## Task to complete
Please output the full listing, character for character.

Segment Open

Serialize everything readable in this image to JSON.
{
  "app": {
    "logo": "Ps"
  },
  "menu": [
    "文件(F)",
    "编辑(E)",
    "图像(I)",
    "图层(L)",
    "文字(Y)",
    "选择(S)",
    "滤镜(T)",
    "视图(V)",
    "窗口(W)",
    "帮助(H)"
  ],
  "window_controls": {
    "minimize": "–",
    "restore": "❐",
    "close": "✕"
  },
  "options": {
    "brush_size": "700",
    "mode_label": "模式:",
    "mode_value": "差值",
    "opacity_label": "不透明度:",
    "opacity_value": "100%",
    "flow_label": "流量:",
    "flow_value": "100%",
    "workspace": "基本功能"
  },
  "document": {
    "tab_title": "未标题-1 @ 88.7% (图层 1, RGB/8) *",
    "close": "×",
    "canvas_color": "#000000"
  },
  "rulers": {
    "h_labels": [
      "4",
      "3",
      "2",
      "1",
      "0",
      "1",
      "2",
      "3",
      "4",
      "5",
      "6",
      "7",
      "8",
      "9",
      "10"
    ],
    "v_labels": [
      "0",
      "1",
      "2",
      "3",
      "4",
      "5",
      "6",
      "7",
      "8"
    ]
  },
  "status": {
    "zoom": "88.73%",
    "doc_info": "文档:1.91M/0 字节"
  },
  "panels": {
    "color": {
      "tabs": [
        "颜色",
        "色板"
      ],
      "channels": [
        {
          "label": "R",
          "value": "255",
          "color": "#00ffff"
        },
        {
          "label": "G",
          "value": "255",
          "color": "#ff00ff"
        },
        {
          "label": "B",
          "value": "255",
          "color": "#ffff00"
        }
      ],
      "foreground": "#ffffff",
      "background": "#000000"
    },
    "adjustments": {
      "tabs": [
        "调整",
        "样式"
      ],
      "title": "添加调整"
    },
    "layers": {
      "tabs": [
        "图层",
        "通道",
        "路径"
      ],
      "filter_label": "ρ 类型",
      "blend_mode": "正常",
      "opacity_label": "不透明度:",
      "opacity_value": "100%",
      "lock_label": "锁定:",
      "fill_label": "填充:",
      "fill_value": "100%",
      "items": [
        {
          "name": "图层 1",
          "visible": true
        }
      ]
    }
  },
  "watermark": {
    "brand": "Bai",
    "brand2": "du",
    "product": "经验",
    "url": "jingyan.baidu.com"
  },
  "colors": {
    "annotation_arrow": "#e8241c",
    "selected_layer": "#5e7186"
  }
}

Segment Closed

## Response for this exercise
Serialize everything readable in this image to JSON.
{
  "app": {
    "logo": "Ps"
  },
  "menu": [
    "文件(F)",
    "编辑(E)",
    "图像(I)",
    "图层(L)",
    "文字(Y)",
    "选择(S)",
    "滤镜(T)",
    "视图(V)",
    "窗口(W)",
    "帮助(H)"
  ],
  "window_controls": {
    "minimize": "–",
    "restore": "❐",
    "close": "✕"
  },
  "options": {
    "brush_size": "700",
    "mode_label": "模式:",
    "mode_value": "差值",
    "opacity_label": "不透明度:",
    "opacity_value": "100%",
    "flow_label": "流量:",
    "flow_value": "100%",
    "workspace": "基本功能"
  },
  "document": {
    "tab_title": "未标题-1 @ 88.7% (图层 1, RGB/8) *",
    "close": "×",
    "canvas_color": "#000000"
  },
  "rulers": {
    "h_labels": [
      "4",
      "3",
      "2",
      "1",
      "0",
      "1",
      "2",
      "3",
      "4",
      "5",
      "6",
      "7",
      "8",
      "9",
      "10"
    ],
    "v_labels": [
      "0",
      "1",
      "2",
      "3",
      "4",
      "5",
      "6",
      "7",
      "8"
    ]
  },
  "status": {
    "zoom": "88.73%",
    "doc_info": "文档:1.91M/0 字节"
  },
  "panels": {
    "color": {
      "tabs": [
        "颜色",
        "色板"
      ],
      "channels": [
        {
          "label": "R",
          "value": "255",
          "color": "#00ffff"
        },
        {
          "label": "G",
          "value": "255",
          "color": "#ff00ff"
        },
        {
          "label": "B",
          "value": "255",
          "color": "#ffff00"
        }
      ],
      "foreground": "#ffffff",
      "background": "#000000"
    },
    "adjustments": {
      "tabs": [
        "调整",
        "样式"
      ],
      "title": "添加调整"
    },
    "layers": {
      "tabs": [
        "图层",
        "通道",
        "路径"
      ],
      "filter_label": "ρ 类型",
      "blend_mode": "正常",
      "opacity_label": "不透明度:",
      "opacity_value": "100%",
      "lock_label": "锁定:",
      "fill_label": "填充:",
      "fill_value": "100%",
      "items": [
        {
          "name": "图层 1",
          "visible": true
        }
      ]
    }
  },
  "watermark": {
    "brand": "Bai",
    "brand2": "du",
    "product": "经验",
    "url": "jingyan.baidu.com"
  },
  "colors": {
    "annotation_arrow": "#e8241c",
    "selected_layer": "#5e7186"
  }
}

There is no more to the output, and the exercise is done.